[[ THE INPUT open ]]

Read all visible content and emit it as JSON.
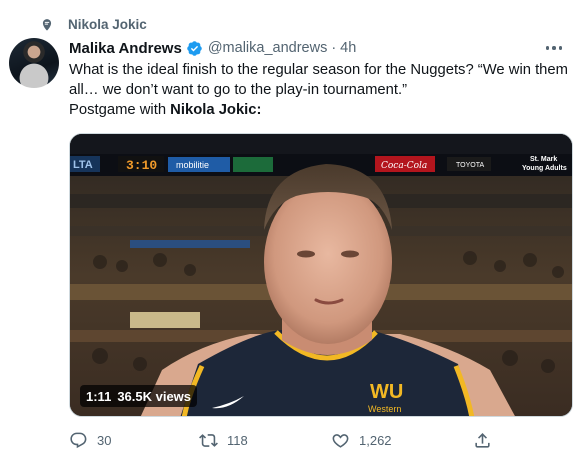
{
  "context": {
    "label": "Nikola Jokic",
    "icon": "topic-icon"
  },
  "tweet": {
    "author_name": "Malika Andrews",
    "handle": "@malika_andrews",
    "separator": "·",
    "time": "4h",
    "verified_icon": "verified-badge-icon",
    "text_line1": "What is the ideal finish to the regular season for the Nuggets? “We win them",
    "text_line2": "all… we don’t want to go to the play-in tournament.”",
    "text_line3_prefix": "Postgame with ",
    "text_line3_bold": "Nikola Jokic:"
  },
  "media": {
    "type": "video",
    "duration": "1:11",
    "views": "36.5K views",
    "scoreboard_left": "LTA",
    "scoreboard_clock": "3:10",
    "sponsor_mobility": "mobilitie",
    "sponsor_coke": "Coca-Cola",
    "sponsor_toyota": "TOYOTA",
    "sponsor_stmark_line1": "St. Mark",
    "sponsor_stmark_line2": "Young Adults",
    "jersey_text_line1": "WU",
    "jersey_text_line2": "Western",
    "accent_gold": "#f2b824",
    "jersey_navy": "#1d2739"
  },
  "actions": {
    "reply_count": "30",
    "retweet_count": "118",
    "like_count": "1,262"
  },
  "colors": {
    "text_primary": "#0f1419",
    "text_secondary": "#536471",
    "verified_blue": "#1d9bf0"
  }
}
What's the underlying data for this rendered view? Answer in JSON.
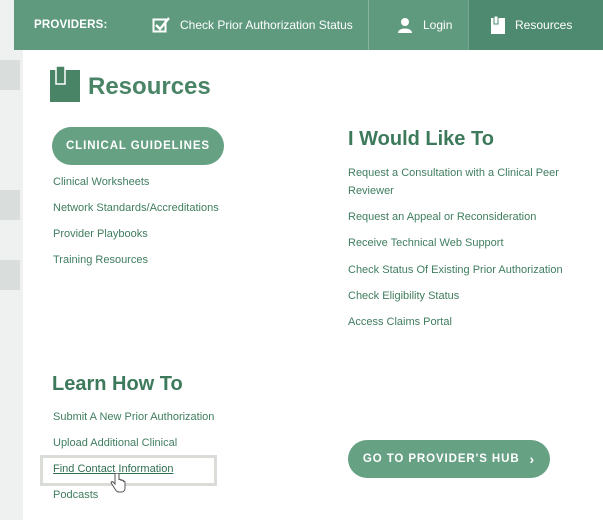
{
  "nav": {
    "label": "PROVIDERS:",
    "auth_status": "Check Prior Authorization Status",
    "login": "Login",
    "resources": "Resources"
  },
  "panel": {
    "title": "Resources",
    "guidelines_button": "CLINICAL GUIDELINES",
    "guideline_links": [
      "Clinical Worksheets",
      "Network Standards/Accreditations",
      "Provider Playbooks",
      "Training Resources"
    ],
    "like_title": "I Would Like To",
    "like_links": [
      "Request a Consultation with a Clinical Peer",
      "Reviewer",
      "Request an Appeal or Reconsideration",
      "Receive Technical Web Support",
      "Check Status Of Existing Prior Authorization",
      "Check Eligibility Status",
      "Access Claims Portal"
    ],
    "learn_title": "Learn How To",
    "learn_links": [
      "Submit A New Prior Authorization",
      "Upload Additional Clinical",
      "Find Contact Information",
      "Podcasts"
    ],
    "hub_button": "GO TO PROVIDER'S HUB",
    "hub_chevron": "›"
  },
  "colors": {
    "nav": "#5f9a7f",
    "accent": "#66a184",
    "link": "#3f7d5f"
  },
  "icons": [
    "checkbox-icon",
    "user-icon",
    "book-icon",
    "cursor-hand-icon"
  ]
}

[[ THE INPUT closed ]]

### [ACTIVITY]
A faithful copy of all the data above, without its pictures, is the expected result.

### [SOLVED PROBLEM]
Read all visible content and emit it as JSON.
{
  "context": {
    "label": "Nikola Jokic",
    "icon": "topic-icon"
  },
  "tweet": {
    "author_name": "Malika Andrews",
    "handle": "@malika_andrews",
    "separator": "·",
    "time": "4h",
    "verified_icon": "verified-badge-icon",
    "text_line1": "What is the ideal finish to the regular season for the Nuggets? “We win them",
    "text_line2": "all… we don’t want to go to the play-in tournament.”",
    "text_line3_prefix": "Postgame with ",
    "text_line3_bold": "Nikola Jokic:"
  },
  "media": {
    "type": "video",
    "duration": "1:11",
    "views": "36.5K views",
    "scoreboard_left": "LTA",
    "scoreboard_clock": "3:10",
    "sponsor_mobility": "mobilitie",
    "sponsor_coke": "Coca-Cola",
    "sponsor_toyota": "TOYOTA",
    "sponsor_stmark_line1": "St. Mark",
    "sponsor_stmark_line2": "Young Adults",
    "jersey_text_line1": "WU",
    "jersey_text_line2": "Western",
    "accent_gold": "#f2b824",
    "jersey_navy": "#1d2739"
  },
  "actions": {
    "reply_count": "30",
    "retweet_count": "118",
    "like_count": "1,262"
  },
  "colors": {
    "text_primary": "#0f1419",
    "text_secondary": "#536471",
    "verified_blue": "#1d9bf0"
  }
}
What's the underlying data for this rendered view? Answer in JSON.
{
  "nav": {
    "label": "PROVIDERS:",
    "auth_status": "Check Prior Authorization Status",
    "login": "Login",
    "resources": "Resources"
  },
  "panel": {
    "title": "Resources",
    "guidelines_button": "CLINICAL GUIDELINES",
    "guideline_links": [
      "Clinical Worksheets",
      "Network Standards/Accreditations",
      "Provider Playbooks",
      "Training Resources"
    ],
    "like_title": "I Would Like To",
    "like_links": [
      "Request a Consultation with a Clinical Peer",
      "Reviewer",
      "Request an Appeal or Reconsideration",
      "Receive Technical Web Support",
      "Check Status Of Existing Prior Authorization",
      "Check Eligibility Status",
      "Access Claims Portal"
    ],
    "learn_title": "Learn How To",
    "learn_links": [
      "Submit A New Prior Authorization",
      "Upload Additional Clinical",
      "Find Contact Information",
      "Podcasts"
    ],
    "hub_button": "GO TO PROVIDER'S HUB",
    "hub_chevron": "›"
  },
  "colors": {
    "nav": "#5f9a7f",
    "accent": "#66a184",
    "link": "#3f7d5f"
  },
  "icons": [
    "checkbox-icon",
    "user-icon",
    "book-icon",
    "cursor-hand-icon"
  ]
}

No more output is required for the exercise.